Skip to Main Content

Key Clinical Updates in Occlusive Cerebrovascular Disease

Transcervical carotid stenting, performed through a small incision at the base of the neck, avoids artery tortuosity and has lower embolization rates than transfemoral carotid stenting.


  • Sudden onset of weakness and numbness of an extremity or the face, aphasia, dysarthria, or unilateral blindness (amaurosis fugax).

  • Bruit heard loudest in the mid neck.


Unlike the other vascular territories, symptoms of ischemic cerebrovascular disease are predominantly due to emboli. The ischemia is reversible (transient ischemic attacks [TIAs]) when collateral flow reestablishes perfusion, but is a sign that the risk of additional emboli and a stroke is high (eFigure 12–6). Most ischemic strokes are due to emboli from the heart. One-quarter of all ischemic strokes may be due to emboli from an arterial source; approximately 90% of these emboli originate from the proximal internal carotid artery, an area uniquely prone to the development of atherosclerosis. Intracranial atherosclerotic lesions are uncommon in western populations but are the most frequent location of cerebrovascular disease in Asian populations.

eFigure 12–6.

Diagram showing common sites of stenosis and occlusion of the extracranial cerebral vasculature. (Reproduced, with permission, from Way LW [editor]. Current Surgical Diagnosis & Treatment, 10th ed. Originally published by Appleton & Lange. Copyright © 1994 by The McGraw-Hill Companies, Inc.)


A. Symptoms and Signs

Generally, the symptoms of a TIA last only a few seconds to minutes (but may continue up to 24 hours) while a stroke is defined as persistent symptoms beyond 24 hours. The most common lesions associated with carotid disease involve the anterior circulation in the cortex with both motor and sensory involvement. Emboli to the retinal artery cause unilateral blindness; transient monocular blindness is termed “amaurosis fugax.” Posterior circulation symptoms referable to the brainstem, cerebellum, and visual regions of the brain may be due to atherosclerosis of the vertebral basilar systems and are much less common.

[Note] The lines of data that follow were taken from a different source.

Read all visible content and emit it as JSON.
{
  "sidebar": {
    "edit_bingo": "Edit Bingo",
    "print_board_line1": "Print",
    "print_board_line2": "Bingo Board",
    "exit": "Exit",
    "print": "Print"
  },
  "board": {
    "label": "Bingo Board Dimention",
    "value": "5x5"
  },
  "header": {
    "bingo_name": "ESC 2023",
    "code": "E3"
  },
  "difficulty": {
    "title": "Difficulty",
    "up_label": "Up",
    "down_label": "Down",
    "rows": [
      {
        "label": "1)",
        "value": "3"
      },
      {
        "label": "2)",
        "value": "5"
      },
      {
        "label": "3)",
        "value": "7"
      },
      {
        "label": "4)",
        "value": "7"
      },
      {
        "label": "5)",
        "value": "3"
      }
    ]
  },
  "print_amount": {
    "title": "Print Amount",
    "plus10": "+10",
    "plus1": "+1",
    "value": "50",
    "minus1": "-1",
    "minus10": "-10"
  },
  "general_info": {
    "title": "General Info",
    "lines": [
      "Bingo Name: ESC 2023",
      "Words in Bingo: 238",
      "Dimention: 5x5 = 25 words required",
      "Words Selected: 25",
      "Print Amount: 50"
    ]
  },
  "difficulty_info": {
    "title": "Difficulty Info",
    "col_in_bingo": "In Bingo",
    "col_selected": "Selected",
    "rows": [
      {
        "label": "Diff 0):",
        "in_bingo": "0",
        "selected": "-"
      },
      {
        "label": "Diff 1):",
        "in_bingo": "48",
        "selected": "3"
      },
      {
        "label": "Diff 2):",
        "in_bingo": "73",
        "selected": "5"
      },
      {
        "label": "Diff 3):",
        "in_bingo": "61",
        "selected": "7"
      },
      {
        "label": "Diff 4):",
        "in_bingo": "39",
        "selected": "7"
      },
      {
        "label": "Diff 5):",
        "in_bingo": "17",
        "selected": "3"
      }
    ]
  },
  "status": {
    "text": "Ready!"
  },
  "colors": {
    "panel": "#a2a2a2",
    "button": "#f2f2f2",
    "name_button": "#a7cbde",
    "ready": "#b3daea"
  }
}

Signs of cerebrovascular disease may include carotid artery bruits. However, there is poor correlation between the degree of stenosis and the presence of the bruit. Furthermore, the presence of a bruit does not correlate with stroke risk. Nonfocal symptoms, such as dizziness and unsteadiness, seldom are related to cerebrovascular atherosclerosis.

B. Imaging

Duplex ultrasonography is the imaging modality of choice with high specificity and sensitivity for detecting and grading the degree of stenosis at the carotid bifurcation (eFigure 12–7) (see Chapter 24).

eFigure 12–7.

Calcified plaque. Real-time scan of the common carotid artery and internal carotid artery demonstrates echogenic foci (arrows) with acoustical shadowing. (Reproduced, with permission, from Krebs CA, Giyanani VL, Eisenberg RL. Ultrasound Atlas of Disease Processes. Originally published by ...

Pop-up div Successfully Displayed

This div only appears when the trigger link is hovered over. Otherwise it is hidden from view.